The Three Weissmanns of Westport -- In Schine’s story, sisters Miranda, an impulsive but successful literary agent, and Annie, a pragmatic library director, quite unexpectedly find themselves the middle-aged products of a broken home. Dumped by her husband of nearly fifty years and then exiled from their elegant New York apartment by his mistress, Betty is forced to move to a small, run-down Westport, Connecticut, beach cottage. Joining her are Miranda and Annie, who dutifully comes along to keep an eye on her capricious mother and sister. As the sisters mingle with the suburban aristocracy, love starts to blossom for both of them, and they find themselves struggling with the dueling demands of reason and romance.

Friday, January 15, 2010

The Privileges

The Privileges -- Smart, socially gifted, and chronically impatient, Adam and Cynthia Morey are so perfect for each other that united they become a kind of fortress against the world. In their hurry to start a new life, they marry young and have two children before Cynthia reaches the age of twenty-five. Adam is a rising star in the world of private equity and becomes his boss's protégé. With a beautiful home in the upper-class precincts of Manhattan, gorgeous children, and plenty of money, they are, by any reasonable standard, successful.

But the Moreys' standards are not the same as other people's. The future in which they have always believed for themselves and their children—a life of almost boundless privilege, in which any desire can be acted upon and any ambition made real—is still out there, but it is not arriving fast enough to suit them. As Cynthia, at home with the kids day after identical day, begins to drift, Adam is confronted with a choice that will test how much he is willing to risk to ensure his family's happiness and to recapture the sense that the only acceptable life is one of infinite possibility.

The Privileges is an odyssey of a couple touched by fortune, changed by time, and guided above all else by their epic love for each other. Lyrical, provocative, and brilliantly imagined, this is a timely meditation on wealth, family, and what it means to leave the world richer than you found it.

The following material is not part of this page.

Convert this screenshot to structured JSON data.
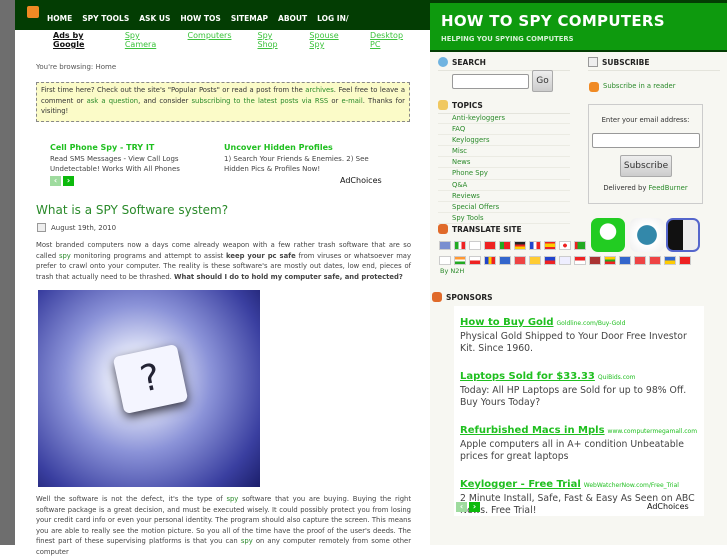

NY Times book review can be found here.

Note: As of today it is unavailable via Kindle but you can get it digitally if you have a Nook which is really annoying me!